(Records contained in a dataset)

************

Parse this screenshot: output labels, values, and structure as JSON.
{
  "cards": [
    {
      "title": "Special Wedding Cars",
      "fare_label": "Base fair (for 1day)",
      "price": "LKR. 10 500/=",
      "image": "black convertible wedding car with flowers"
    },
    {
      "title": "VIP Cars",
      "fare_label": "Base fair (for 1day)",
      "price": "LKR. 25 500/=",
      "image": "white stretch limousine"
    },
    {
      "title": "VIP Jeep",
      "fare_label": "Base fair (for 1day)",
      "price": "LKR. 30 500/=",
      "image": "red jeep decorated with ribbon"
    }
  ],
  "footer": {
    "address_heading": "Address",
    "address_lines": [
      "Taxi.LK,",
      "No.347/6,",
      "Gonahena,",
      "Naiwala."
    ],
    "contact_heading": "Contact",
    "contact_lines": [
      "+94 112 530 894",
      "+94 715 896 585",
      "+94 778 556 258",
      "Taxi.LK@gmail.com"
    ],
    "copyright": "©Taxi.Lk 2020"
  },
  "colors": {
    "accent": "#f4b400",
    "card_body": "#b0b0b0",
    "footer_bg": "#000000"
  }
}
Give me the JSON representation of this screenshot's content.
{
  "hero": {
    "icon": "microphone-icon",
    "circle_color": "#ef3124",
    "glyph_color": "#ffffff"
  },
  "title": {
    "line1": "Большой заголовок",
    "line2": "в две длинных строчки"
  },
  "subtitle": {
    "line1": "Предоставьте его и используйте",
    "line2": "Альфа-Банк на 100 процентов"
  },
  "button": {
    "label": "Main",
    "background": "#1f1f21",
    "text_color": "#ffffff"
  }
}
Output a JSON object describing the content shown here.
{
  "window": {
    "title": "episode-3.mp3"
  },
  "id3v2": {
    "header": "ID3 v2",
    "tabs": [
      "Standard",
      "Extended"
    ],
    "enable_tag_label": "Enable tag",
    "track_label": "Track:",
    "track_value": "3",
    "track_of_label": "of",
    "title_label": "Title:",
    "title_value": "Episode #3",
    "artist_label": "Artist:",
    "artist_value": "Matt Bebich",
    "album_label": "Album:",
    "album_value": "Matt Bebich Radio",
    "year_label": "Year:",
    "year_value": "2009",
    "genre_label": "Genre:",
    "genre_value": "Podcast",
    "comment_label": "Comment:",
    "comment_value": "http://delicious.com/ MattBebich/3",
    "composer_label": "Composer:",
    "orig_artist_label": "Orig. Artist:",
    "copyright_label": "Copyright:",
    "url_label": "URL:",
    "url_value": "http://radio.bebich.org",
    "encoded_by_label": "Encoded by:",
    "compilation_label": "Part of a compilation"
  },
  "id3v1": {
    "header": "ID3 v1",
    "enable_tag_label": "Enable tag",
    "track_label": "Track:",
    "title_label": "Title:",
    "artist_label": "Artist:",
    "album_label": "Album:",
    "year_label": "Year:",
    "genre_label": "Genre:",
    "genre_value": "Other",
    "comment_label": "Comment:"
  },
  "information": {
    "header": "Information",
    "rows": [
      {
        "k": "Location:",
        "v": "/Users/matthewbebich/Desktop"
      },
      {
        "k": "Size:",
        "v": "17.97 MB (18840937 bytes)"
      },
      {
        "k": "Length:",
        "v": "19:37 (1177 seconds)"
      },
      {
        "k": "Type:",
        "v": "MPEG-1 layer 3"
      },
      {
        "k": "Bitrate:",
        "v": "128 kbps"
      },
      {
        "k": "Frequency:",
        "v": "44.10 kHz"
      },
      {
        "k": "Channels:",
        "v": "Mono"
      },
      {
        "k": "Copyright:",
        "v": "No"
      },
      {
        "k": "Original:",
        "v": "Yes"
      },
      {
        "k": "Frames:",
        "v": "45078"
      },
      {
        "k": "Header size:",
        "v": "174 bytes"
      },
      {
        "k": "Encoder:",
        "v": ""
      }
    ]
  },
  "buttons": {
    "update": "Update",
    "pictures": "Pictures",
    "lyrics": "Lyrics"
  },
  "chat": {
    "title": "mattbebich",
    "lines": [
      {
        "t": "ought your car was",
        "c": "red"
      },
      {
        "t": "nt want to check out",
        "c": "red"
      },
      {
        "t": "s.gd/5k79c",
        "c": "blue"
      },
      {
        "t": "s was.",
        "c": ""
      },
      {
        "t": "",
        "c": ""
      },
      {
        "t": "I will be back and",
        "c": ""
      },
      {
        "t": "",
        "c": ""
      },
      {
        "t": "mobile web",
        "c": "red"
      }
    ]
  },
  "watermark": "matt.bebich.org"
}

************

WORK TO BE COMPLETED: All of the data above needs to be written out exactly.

OUTPUT OF THE TASK:
Parse this screenshot: output labels, values, and structure as JSON.
{
  "cards": [
    {
      "title": "Special Wedding Cars",
      "fare_label": "Base fair (for 1day)",
      "price": "LKR. 10 500/=",
      "image": "black convertible wedding car with flowers"
    },
    {
      "title": "VIP Cars",
      "fare_label": "Base fair (for 1day)",
      "price": "LKR. 25 500/=",
      "image": "white stretch limousine"
    },
    {
      "title": "VIP Jeep",
      "fare_label": "Base fair (for 1day)",
      "price": "LKR. 30 500/=",
      "image": "red jeep decorated with ribbon"
    }
  ],
  "footer": {
    "address_heading": "Address",
    "address_lines": [
      "Taxi.LK,",
      "No.347/6,",
      "Gonahena,",
      "Naiwala."
    ],
    "contact_heading": "Contact",
    "contact_lines": [
      "+94 112 530 894",
      "+94 715 896 585",
      "+94 778 556 258",
      "Taxi.LK@gmail.com"
    ],
    "copyright": "©Taxi.Lk 2020"
  },
  "colors": {
    "accent": "#f4b400",
    "card_body": "#b0b0b0",
    "footer_bg": "#000000"
  }
}
Give me the JSON representation of this screenshot's content.
{
  "hero": {
    "icon": "microphone-icon",
    "circle_color": "#ef3124",
    "glyph_color": "#ffffff"
  },
  "title": {
    "line1": "Большой заголовок",
    "line2": "в две длинных строчки"
  },
  "subtitle": {
    "line1": "Предоставьте его и используйте",
    "line2": "Альфа-Банк на 100 процентов"
  },
  "button": {
    "label": "Main",
    "background": "#1f1f21",
    "text_color": "#ffffff"
  }
}
Output a JSON object describing the content shown here.
{
  "window": {
    "title": "episode-3.mp3"
  },
  "id3v2": {
    "header": "ID3 v2",
    "tabs": [
      "Standard",
      "Extended"
    ],
    "enable_tag_label": "Enable tag",
    "track_label": "Track:",
    "track_value": "3",
    "track_of_label": "of",
    "title_label": "Title:",
    "title_value": "Episode #3",
    "artist_label": "Artist:",
    "artist_value": "Matt Bebich",
    "album_label": "Album:",
    "album_value": "Matt Bebich Radio",
    "year_label": "Year:",
    "year_value": "2009",
    "genre_label": "Genre:",
    "genre_value": "Podcast",
    "comment_label": "Comment:",
    "comment_value": "http://delicious.com/ MattBebich/3",
    "composer_label": "Composer:",
    "orig_artist_label": "Orig. Artist:",
    "copyright_label": "Copyright:",
    "url_label": "URL:",
    "url_value": "http://radio.bebich.org",
    "encoded_by_label": "Encoded by:",
    "compilation_label": "Part of a compilation"
  },
  "id3v1": {
    "header": "ID3 v1",
    "enable_tag_label": "Enable tag",
    "track_label": "Track:",
    "title_label": "Title:",
    "artist_label": "Artist:",
    "album_label": "Album:",
    "year_label": "Year:",
    "genre_label": "Genre:",
    "genre_value": "Other",
    "comment_label": "Comment:"
  },
  "information": {
    "header": "Information",
    "rows": [
      {
        "k": "Location:",
        "v": "/Users/matthewbebich/Desktop"
      },
      {
        "k": "Size:",
        "v": "17.97 MB (18840937 bytes)"
      },
      {
        "k": "Length:",
        "v": "19:37 (1177 seconds)"
      },
      {
        "k": "Type:",
        "v": "MPEG-1 layer 3"
      },
      {
        "k": "Bitrate:",
        "v": "128 kbps"
      },
      {
        "k": "Frequency:",
        "v": "44.10 kHz"
      },
      {
        "k": "Channels:",
        "v": "Mono"
      },
      {
        "k": "Copyright:",
        "v": "No"
      },
      {
        "k": "Original:",
        "v": "Yes"
      },
      {
        "k": "Frames:",
        "v": "45078"
      },
      {
        "k": "Header size:",
        "v": "174 bytes"
      },
      {
        "k": "Encoder:",
        "v": ""
      }
    ]
  },
  "buttons": {
    "update": "Update",
    "pictures": "Pictures",
    "lyrics": "Lyrics"
  },
  "chat": {
    "title": "mattbebich",
    "lines": [
      {
        "t": "ought your car was",
        "c": "red"
      },
      {
        "t": "nt want to check out",
        "c": "red"
      },
      {
        "t": "s.gd/5k79c",
        "c": "blue"
      },
      {
        "t": "s was.",
        "c": ""
      },
      {
        "t": "",
        "c": ""
      },
      {
        "t": "I will be back and",
        "c": ""
      },
      {
        "t": "",
        "c": ""
      },
      {
        "t": "mobile web",
        "c": "red"
      }
    ]
  },
  "watermark": "matt.bebich.org"
}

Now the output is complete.